--- TASK OBJECTIVE ---
Could you repeat the data word for word while skipping the pictures?
[[ MATERIAL TO PROCESS open ]]
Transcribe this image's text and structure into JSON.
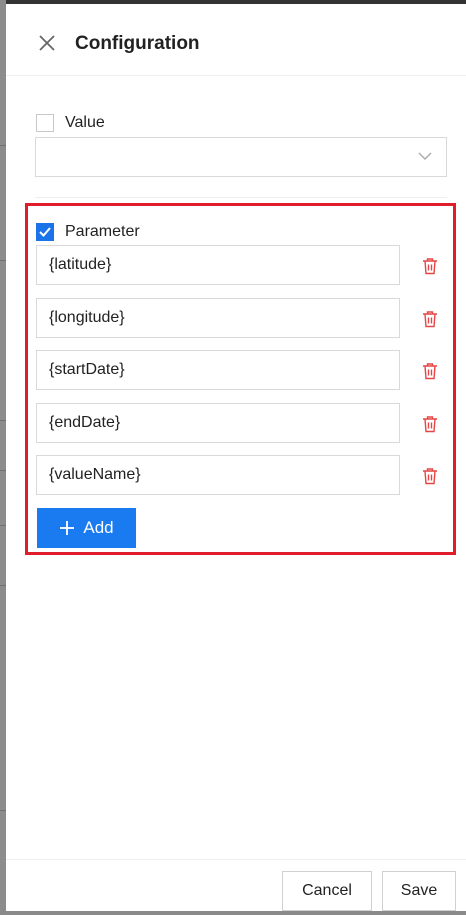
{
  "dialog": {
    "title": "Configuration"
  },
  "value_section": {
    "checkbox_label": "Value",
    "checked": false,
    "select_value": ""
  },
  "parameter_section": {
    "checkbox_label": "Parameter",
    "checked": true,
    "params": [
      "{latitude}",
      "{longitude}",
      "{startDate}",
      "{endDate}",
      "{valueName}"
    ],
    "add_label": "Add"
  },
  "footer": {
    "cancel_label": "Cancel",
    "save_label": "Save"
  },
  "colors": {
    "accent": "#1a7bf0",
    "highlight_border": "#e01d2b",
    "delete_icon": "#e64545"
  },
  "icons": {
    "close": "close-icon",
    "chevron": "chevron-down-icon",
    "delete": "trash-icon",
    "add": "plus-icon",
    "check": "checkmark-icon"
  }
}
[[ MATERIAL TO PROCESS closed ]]
--- RESPONSE FOR THIS EXERCISE ---
Transcribe this image's text and structure into JSON.
{
  "dialog": {
    "title": "Configuration"
  },
  "value_section": {
    "checkbox_label": "Value",
    "checked": false,
    "select_value": ""
  },
  "parameter_section": {
    "checkbox_label": "Parameter",
    "checked": true,
    "params": [
      "{latitude}",
      "{longitude}",
      "{startDate}",
      "{endDate}",
      "{valueName}"
    ],
    "add_label": "Add"
  },
  "footer": {
    "cancel_label": "Cancel",
    "save_label": "Save"
  },
  "colors": {
    "accent": "#1a7bf0",
    "highlight_border": "#e01d2b",
    "delete_icon": "#e64545"
  },
  "icons": {
    "close": "close-icon",
    "chevron": "chevron-down-icon",
    "delete": "trash-icon",
    "add": "plus-icon",
    "check": "checkmark-icon"
  }
}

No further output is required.